For example, without adequate information and support, an adolescent’s (or a certain president’s) belief in his personal uniqueness can become a conviction that belies reality and invites risk.
To paraphrase child psychologist David Elkind, the mixture of beliefs in the uniqueness of one’s feelings and of their immortality and or indestructibility might be called a personal fable, a story which they tell themselves and which is not true.
Risky behavior such as drug use, unprotected sex or participating in social gatherings without wearing a mask or social distancing, can be carried out without any expectation of serious consequence.
If nothing else, the President’s joy ride around Walter Reed Medical Center is most instructive for parents and other adults who care about kids. It also reminds us is that, despite the common belief to the contrary, teenagers have not cornered the market on a sense of invincibility, particularly with respect to their disregard for basic health security measures in the midst of a pandemic.
Researchers have shown that adults also feel invincible, only in different circumstances of their lives.
This has to be confusing for young Americans, who are constantly reminded that public health guidelines restrict mass gatherings and encourage wearing masks and social distancing.
Yet, just a few weeks ago, we were exposed to a nationally televised event in the White House Rose Garden, in which the President welcomed more than 150 guests to greet Supreme Court nominee Amy Coney Barrett.
Once the attendees tested negative they were encouraged to participate sans masks, convinced they would be contagion-free. Following the Rose Garden reception, they participated, still without masks, in tightly packed gatherings indoors in White House’s Diplomatic Room and Cabinet Room.
Five days later, that sense of invincibility was shattered as multiple guests tested positive for Covid-19, including Notre Dame University President Rev. John I. Jenkins, who later publicly apologized for not wearing a mask.
For teenagers, though, not all risk is bad. For example, trying new experiences, pushing boundaries, and testing limits are part of normal adolescent development. According to renowned developmental psychologist Peter Scales, “If risk = developmental exploration + environmental danger, then our job as caring adults is to reduce the environmental danger part of the equation, to navigate normal risky development with a high degree of safety”.

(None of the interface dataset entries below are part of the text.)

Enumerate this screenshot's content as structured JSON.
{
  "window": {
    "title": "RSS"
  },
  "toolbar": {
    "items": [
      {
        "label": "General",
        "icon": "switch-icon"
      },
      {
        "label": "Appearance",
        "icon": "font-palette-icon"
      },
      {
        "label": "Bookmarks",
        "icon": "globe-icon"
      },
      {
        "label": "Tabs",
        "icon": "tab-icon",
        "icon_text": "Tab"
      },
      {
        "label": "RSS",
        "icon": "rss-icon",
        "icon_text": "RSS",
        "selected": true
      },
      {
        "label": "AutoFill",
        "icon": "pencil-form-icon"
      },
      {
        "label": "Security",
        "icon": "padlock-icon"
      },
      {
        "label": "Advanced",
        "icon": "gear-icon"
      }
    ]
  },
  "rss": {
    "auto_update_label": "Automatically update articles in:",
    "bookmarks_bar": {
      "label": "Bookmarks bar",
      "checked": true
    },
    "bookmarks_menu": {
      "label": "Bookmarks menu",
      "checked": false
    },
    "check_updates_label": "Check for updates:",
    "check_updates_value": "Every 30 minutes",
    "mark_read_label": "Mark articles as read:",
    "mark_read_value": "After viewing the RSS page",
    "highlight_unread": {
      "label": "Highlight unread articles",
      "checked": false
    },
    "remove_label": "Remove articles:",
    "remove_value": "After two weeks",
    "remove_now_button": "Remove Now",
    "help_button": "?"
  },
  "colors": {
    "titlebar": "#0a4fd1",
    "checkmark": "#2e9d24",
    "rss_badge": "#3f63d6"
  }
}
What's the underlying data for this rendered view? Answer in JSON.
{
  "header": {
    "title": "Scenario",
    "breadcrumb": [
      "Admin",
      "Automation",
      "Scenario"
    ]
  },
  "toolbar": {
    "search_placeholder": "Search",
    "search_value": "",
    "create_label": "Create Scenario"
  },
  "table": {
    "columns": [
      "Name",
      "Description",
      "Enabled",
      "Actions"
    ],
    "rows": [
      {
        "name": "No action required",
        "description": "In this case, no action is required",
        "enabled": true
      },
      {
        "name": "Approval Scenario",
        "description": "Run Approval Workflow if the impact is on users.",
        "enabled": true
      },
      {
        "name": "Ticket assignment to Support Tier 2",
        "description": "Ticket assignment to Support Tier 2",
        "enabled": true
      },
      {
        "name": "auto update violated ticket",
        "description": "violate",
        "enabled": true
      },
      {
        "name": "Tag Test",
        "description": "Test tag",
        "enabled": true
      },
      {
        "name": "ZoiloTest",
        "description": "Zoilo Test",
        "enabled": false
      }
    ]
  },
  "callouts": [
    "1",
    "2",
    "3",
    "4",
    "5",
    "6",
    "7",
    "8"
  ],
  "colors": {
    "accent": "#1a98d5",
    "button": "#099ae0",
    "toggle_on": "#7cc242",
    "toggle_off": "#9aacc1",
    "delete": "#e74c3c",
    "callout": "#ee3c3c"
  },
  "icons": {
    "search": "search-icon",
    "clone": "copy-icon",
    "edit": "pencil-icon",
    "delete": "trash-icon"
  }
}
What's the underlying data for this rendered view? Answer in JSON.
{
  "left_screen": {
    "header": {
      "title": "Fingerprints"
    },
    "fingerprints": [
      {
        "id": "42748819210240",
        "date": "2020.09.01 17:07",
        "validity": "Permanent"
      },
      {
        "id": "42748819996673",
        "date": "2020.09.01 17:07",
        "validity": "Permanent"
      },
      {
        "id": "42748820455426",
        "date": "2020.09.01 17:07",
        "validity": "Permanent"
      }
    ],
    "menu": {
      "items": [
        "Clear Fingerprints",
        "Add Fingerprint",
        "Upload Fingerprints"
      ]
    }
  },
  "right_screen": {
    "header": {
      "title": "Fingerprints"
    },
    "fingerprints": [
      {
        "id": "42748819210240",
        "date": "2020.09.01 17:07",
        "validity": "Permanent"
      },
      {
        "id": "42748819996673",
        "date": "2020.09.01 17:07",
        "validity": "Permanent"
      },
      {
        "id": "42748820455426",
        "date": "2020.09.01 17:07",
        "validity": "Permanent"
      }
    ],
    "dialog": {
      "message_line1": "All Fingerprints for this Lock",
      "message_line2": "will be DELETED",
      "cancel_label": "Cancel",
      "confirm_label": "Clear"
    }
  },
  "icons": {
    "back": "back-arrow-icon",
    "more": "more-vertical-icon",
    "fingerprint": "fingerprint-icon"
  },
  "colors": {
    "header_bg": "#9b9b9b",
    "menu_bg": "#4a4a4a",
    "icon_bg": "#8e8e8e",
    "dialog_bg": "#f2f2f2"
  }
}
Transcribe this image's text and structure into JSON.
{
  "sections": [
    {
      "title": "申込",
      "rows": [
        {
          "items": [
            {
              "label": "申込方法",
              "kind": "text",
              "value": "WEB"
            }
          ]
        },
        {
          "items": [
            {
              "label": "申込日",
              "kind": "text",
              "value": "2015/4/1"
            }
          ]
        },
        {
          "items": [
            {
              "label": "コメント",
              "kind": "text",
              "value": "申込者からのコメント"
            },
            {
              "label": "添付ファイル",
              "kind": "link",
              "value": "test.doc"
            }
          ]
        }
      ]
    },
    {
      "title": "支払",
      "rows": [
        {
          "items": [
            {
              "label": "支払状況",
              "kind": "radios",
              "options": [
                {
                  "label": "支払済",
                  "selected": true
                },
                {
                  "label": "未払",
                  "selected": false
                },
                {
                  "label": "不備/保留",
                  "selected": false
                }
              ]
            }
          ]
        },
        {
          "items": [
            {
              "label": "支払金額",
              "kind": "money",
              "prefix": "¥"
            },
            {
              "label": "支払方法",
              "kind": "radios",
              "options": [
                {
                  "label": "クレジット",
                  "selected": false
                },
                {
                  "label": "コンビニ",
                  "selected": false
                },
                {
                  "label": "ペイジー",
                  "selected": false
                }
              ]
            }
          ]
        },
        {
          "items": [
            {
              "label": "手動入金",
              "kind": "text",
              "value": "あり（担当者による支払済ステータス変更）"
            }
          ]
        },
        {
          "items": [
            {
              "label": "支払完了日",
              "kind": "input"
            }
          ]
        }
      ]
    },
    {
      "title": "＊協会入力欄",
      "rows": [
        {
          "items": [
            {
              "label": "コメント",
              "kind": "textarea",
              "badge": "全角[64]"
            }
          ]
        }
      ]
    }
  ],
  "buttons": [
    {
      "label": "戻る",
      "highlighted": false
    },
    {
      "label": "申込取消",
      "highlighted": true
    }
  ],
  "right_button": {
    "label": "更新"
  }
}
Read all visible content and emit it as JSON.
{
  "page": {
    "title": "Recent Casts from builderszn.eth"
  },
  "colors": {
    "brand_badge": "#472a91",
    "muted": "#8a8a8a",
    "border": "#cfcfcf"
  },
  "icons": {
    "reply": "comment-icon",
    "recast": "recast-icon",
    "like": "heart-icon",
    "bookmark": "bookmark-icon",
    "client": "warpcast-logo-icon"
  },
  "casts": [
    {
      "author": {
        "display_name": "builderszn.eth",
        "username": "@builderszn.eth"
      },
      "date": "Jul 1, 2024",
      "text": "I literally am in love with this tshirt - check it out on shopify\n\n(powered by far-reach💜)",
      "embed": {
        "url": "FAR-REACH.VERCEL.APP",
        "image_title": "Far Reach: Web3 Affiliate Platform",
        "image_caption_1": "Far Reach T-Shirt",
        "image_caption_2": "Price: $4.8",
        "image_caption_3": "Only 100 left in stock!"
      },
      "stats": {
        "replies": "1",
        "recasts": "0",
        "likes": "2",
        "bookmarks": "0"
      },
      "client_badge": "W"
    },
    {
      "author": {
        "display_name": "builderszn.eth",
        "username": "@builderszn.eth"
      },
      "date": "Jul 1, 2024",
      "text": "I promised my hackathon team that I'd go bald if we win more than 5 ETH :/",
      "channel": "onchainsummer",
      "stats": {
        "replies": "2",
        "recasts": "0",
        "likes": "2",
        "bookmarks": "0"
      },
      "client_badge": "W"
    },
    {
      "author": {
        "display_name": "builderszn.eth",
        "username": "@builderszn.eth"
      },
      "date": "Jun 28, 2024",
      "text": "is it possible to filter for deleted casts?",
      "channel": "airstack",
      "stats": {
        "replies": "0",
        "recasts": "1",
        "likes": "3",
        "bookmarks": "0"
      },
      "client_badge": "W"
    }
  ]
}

From all indications, the adults at the White House and all across the nation who ridicule people wearing masks and eschew social distancing are doing a pretty lousy job of reducing the environmental danger part of the equation for the young people in their lives.
Andrew Malekoff is a New York State licensed clinical social worker and author of the textbook Group Work with Adolescents: Principles and Practice, now in its 3rd edition by the Guilford Press.